Source data
=== Begin Enclosure ===

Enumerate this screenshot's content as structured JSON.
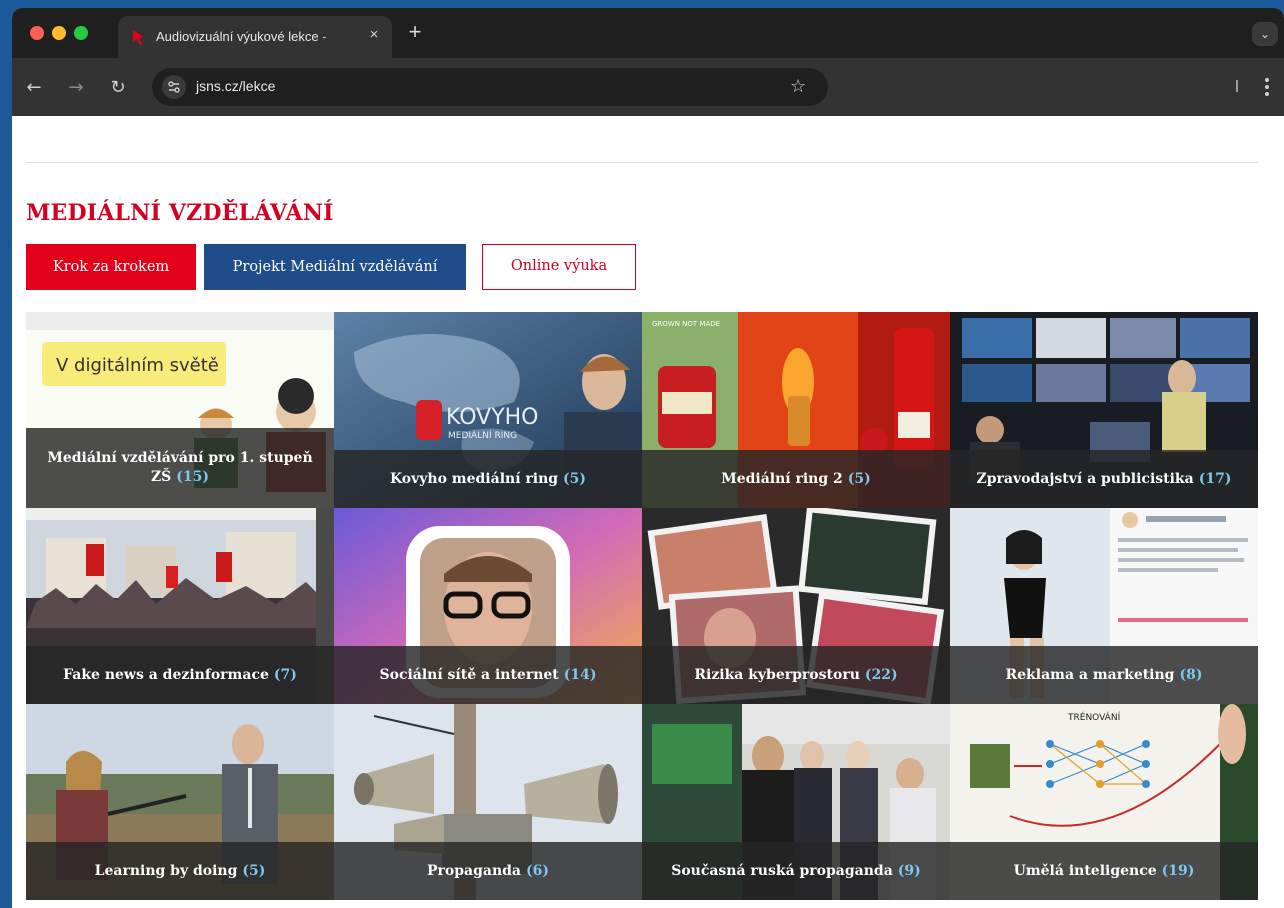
{
  "browser": {
    "tab_title": "Audiovizuální výukové lekce -",
    "tab_close": "×",
    "new_tab": "+",
    "tab_menu": "⌄",
    "url": "jsns.cz/lekce",
    "star": "☆",
    "back": "←",
    "forward": "→",
    "reload": "↻"
  },
  "page": {
    "heading": "MEDIÁLNÍ VZDĚLÁVÁNÍ",
    "buttons": {
      "step": "Krok za krokem",
      "project": "Projekt Mediální vzdělávání",
      "online": "Online výuka"
    }
  },
  "lessons": [
    {
      "title": "Mediální vzdělávání pro 1. stupeň ZŠ",
      "count": "(15)",
      "thumb_text": "V digitálním světě"
    },
    {
      "title": "Kovyho mediální ring",
      "count": "(5)",
      "thumb_text": "KOVYHO",
      "thumb_sub": "MEDIÁLNÍ RING"
    },
    {
      "title": "Mediální ring 2",
      "count": "(5)",
      "thumb_text": "GROWN NOT MADE"
    },
    {
      "title": "Zpravodajství a publicistika",
      "count": "(17)"
    },
    {
      "title": "Fake news a dezinformace",
      "count": "(7)"
    },
    {
      "title": "Sociální sítě a internet",
      "count": "(14)"
    },
    {
      "title": "Rizika kyberprostoru",
      "count": "(22)"
    },
    {
      "title": "Reklama a marketing",
      "count": "(8)"
    },
    {
      "title": "Learning by doing",
      "count": "(5)"
    },
    {
      "title": "Propaganda",
      "count": "(6)"
    },
    {
      "title": "Současná ruská propaganda",
      "count": "(9)"
    },
    {
      "title": "Umělá inteligence",
      "count": "(19)",
      "thumb_text": "TRÉNOVÁNÍ"
    }
  ],
  "colors": {
    "accent_red": "#e2001a",
    "navy": "#1f4d8a",
    "count_blue": "#7ec8f0"
  }
}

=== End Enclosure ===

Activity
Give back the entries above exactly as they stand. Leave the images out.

Task solution
Enumerate this screenshot's content as structured JSON.
{
  "browser": {
    "tab_title": "Audiovizuální výukové lekce -",
    "tab_close": "×",
    "new_tab": "+",
    "tab_menu": "⌄",
    "url": "jsns.cz/lekce",
    "star": "☆",
    "back": "←",
    "forward": "→",
    "reload": "↻"
  },
  "page": {
    "heading": "MEDIÁLNÍ VZDĚLÁVÁNÍ",
    "buttons": {
      "step": "Krok za krokem",
      "project": "Projekt Mediální vzdělávání",
      "online": "Online výuka"
    }
  },
  "lessons": [
    {
      "title": "Mediální vzdělávání pro 1. stupeň ZŠ",
      "count": "(15)",
      "thumb_text": "V digitálním světě"
    },
    {
      "title": "Kovyho mediální ring",
      "count": "(5)",
      "thumb_text": "KOVYHO",
      "thumb_sub": "MEDIÁLNÍ RING"
    },
    {
      "title": "Mediální ring 2",
      "count": "(5)",
      "thumb_text": "GROWN NOT MADE"
    },
    {
      "title": "Zpravodajství a publicistika",
      "count": "(17)"
    },
    {
      "title": "Fake news a dezinformace",
      "count": "(7)"
    },
    {
      "title": "Sociální sítě a internet",
      "count": "(14)"
    },
    {
      "title": "Rizika kyberprostoru",
      "count": "(22)"
    },
    {
      "title": "Reklama a marketing",
      "count": "(8)"
    },
    {
      "title": "Learning by doing",
      "count": "(5)"
    },
    {
      "title": "Propaganda",
      "count": "(6)"
    },
    {
      "title": "Současná ruská propaganda",
      "count": "(9)"
    },
    {
      "title": "Umělá inteligence",
      "count": "(19)",
      "thumb_text": "TRÉNOVÁNÍ"
    }
  ],
  "colors": {
    "accent_red": "#e2001a",
    "navy": "#1f4d8a",
    "count_blue": "#7ec8f0"
  }
}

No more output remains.